[Stored data entries]

== Segment start ==

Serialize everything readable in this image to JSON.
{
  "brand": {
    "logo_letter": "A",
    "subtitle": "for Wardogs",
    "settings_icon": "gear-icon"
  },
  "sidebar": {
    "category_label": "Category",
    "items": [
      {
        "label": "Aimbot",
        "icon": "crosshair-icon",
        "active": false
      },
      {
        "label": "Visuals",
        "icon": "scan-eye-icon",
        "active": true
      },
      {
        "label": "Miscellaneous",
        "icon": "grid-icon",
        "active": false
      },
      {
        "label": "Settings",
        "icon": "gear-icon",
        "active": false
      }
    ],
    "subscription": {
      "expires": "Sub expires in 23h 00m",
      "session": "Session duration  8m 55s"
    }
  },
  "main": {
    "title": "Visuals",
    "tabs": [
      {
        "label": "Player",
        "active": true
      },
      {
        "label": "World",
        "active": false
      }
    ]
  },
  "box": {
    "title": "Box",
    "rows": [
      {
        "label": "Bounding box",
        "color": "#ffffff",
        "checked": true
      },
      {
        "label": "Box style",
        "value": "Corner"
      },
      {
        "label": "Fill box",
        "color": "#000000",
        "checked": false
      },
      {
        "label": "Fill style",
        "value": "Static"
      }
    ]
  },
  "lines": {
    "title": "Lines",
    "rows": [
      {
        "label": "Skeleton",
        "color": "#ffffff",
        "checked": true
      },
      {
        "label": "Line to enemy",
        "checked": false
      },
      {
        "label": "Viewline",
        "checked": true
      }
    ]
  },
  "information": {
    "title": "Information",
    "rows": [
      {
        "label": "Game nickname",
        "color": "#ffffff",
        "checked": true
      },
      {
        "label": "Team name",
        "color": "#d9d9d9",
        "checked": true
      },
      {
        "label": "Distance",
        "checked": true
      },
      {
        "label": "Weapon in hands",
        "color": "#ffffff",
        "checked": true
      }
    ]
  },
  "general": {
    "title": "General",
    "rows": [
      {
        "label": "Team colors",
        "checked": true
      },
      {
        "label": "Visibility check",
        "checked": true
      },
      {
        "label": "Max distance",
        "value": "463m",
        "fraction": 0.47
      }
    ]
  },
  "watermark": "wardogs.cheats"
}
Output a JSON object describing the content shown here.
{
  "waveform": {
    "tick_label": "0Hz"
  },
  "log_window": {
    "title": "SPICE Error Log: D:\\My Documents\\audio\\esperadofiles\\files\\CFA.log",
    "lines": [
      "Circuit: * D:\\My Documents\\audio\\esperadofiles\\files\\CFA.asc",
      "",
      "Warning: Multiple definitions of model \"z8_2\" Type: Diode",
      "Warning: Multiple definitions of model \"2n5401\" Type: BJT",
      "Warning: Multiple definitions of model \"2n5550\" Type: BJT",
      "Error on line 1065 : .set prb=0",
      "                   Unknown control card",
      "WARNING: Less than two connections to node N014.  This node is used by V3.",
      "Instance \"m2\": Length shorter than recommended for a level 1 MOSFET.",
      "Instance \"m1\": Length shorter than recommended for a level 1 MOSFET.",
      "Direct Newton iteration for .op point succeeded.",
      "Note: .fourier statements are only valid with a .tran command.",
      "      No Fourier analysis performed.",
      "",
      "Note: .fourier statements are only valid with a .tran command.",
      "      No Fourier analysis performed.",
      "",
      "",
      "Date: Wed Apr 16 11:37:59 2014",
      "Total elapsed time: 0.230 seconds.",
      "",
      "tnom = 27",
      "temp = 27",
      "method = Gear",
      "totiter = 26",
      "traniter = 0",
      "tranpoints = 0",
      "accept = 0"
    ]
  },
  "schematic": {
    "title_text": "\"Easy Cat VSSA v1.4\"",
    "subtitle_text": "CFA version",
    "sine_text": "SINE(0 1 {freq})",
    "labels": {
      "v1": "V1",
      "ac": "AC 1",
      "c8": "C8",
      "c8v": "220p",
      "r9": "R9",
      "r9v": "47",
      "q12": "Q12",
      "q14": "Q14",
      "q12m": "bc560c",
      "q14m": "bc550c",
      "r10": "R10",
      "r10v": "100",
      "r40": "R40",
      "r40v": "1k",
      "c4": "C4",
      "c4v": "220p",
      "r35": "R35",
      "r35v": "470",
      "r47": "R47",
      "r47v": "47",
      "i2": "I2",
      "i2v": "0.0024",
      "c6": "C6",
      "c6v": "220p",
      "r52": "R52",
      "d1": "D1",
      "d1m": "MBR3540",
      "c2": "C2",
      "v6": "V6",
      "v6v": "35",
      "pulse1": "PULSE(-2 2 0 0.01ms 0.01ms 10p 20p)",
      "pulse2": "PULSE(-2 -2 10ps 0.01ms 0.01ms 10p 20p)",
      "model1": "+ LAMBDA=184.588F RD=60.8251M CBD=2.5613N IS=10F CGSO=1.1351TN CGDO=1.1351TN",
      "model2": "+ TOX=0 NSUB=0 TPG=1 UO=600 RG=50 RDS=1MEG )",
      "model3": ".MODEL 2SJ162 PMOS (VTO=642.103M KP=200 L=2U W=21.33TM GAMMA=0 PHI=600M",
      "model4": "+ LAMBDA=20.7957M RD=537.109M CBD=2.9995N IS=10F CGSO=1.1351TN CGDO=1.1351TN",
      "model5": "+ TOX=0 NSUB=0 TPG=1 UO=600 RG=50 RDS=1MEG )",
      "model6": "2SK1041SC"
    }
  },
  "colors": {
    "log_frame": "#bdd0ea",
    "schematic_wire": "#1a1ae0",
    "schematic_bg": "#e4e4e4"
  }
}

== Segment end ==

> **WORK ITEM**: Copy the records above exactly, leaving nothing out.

> **SOLUTION**:
Serialize everything readable in this image to JSON.
{
  "brand": {
    "logo_letter": "A",
    "subtitle": "for Wardogs",
    "settings_icon": "gear-icon"
  },
  "sidebar": {
    "category_label": "Category",
    "items": [
      {
        "label": "Aimbot",
        "icon": "crosshair-icon",
        "active": false
      },
      {
        "label": "Visuals",
        "icon": "scan-eye-icon",
        "active": true
      },
      {
        "label": "Miscellaneous",
        "icon": "grid-icon",
        "active": false
      },
      {
        "label": "Settings",
        "icon": "gear-icon",
        "active": false
      }
    ],
    "subscription": {
      "expires": "Sub expires in 23h 00m",
      "session": "Session duration  8m 55s"
    }
  },
  "main": {
    "title": "Visuals",
    "tabs": [
      {
        "label": "Player",
        "active": true
      },
      {
        "label": "World",
        "active": false
      }
    ]
  },
  "box": {
    "title": "Box",
    "rows": [
      {
        "label": "Bounding box",
        "color": "#ffffff",
        "checked": true
      },
      {
        "label": "Box style",
        "value": "Corner"
      },
      {
        "label": "Fill box",
        "color": "#000000",
        "checked": false
      },
      {
        "label": "Fill style",
        "value": "Static"
      }
    ]
  },
  "lines": {
    "title": "Lines",
    "rows": [
      {
        "label": "Skeleton",
        "color": "#ffffff",
        "checked": true
      },
      {
        "label": "Line to enemy",
        "checked": false
      },
      {
        "label": "Viewline",
        "checked": true
      }
    ]
  },
  "information": {
    "title": "Information",
    "rows": [
      {
        "label": "Game nickname",
        "color": "#ffffff",
        "checked": true
      },
      {
        "label": "Team name",
        "color": "#d9d9d9",
        "checked": true
      },
      {
        "label": "Distance",
        "checked": true
      },
      {
        "label": "Weapon in hands",
        "color": "#ffffff",
        "checked": true
      }
    ]
  },
  "general": {
    "title": "General",
    "rows": [
      {
        "label": "Team colors",
        "checked": true
      },
      {
        "label": "Visibility check",
        "checked": true
      },
      {
        "label": "Max distance",
        "value": "463m",
        "fraction": 0.47
      }
    ]
  },
  "watermark": "wardogs.cheats"
}
Output a JSON object describing the content shown here.
{
  "waveform": {
    "tick_label": "0Hz"
  },
  "log_window": {
    "title": "SPICE Error Log: D:\\My Documents\\audio\\esperadofiles\\files\\CFA.log",
    "lines": [
      "Circuit: * D:\\My Documents\\audio\\esperadofiles\\files\\CFA.asc",
      "",
      "Warning: Multiple definitions of model \"z8_2\" Type: Diode",
      "Warning: Multiple definitions of model \"2n5401\" Type: BJT",
      "Warning: Multiple definitions of model \"2n5550\" Type: BJT",
      "Error on line 1065 : .set prb=0",
      "                   Unknown control card",
      "WARNING: Less than two connections to node N014.  This node is used by V3.",
      "Instance \"m2\": Length shorter than recommended for a level 1 MOSFET.",
      "Instance \"m1\": Length shorter than recommended for a level 1 MOSFET.",
      "Direct Newton iteration for .op point succeeded.",
      "Note: .fourier statements are only valid with a .tran command.",
      "      No Fourier analysis performed.",
      "",
      "Note: .fourier statements are only valid with a .tran command.",
      "      No Fourier analysis performed.",
      "",
      "",
      "Date: Wed Apr 16 11:37:59 2014",
      "Total elapsed time: 0.230 seconds.",
      "",
      "tnom = 27",
      "temp = 27",
      "method = Gear",
      "totiter = 26",
      "traniter = 0",
      "tranpoints = 0",
      "accept = 0"
    ]
  },
  "schematic": {
    "title_text": "\"Easy Cat VSSA v1.4\"",
    "subtitle_text": "CFA version",
    "sine_text": "SINE(0 1 {freq})",
    "labels": {
      "v1": "V1",
      "ac": "AC 1",
      "c8": "C8",
      "c8v": "220p",
      "r9": "R9",
      "r9v": "47",
      "q12": "Q12",
      "q14": "Q14",
      "q12m": "bc560c",
      "q14m": "bc550c",
      "r10": "R10",
      "r10v": "100",
      "r40": "R40",
      "r40v": "1k",
      "c4": "C4",
      "c4v": "220p",
      "r35": "R35",
      "r35v": "470",
      "r47": "R47",
      "r47v": "47",
      "i2": "I2",
      "i2v": "0.0024",
      "c6": "C6",
      "c6v": "220p",
      "r52": "R52",
      "d1": "D1",
      "d1m": "MBR3540",
      "c2": "C2",
      "v6": "V6",
      "v6v": "35",
      "pulse1": "PULSE(-2 2 0 0.01ms 0.01ms 10p 20p)",
      "pulse2": "PULSE(-2 -2 10ps 0.01ms 0.01ms 10p 20p)",
      "model1": "+ LAMBDA=184.588F RD=60.8251M CBD=2.5613N IS=10F CGSO=1.1351TN CGDO=1.1351TN",
      "model2": "+ TOX=0 NSUB=0 TPG=1 UO=600 RG=50 RDS=1MEG )",
      "model3": ".MODEL 2SJ162 PMOS (VTO=642.103M KP=200 L=2U W=21.33TM GAMMA=0 PHI=600M",
      "model4": "+ LAMBDA=20.7957M RD=537.109M CBD=2.9995N IS=10F CGSO=1.1351TN CGDO=1.1351TN",
      "model5": "+ TOX=0 NSUB=0 TPG=1 UO=600 RG=50 RDS=1MEG )",
      "model6": "2SK1041SC"
    }
  },
  "colors": {
    "log_frame": "#bdd0ea",
    "schematic_wire": "#1a1ae0",
    "schematic_bg": "#e4e4e4"
  }
}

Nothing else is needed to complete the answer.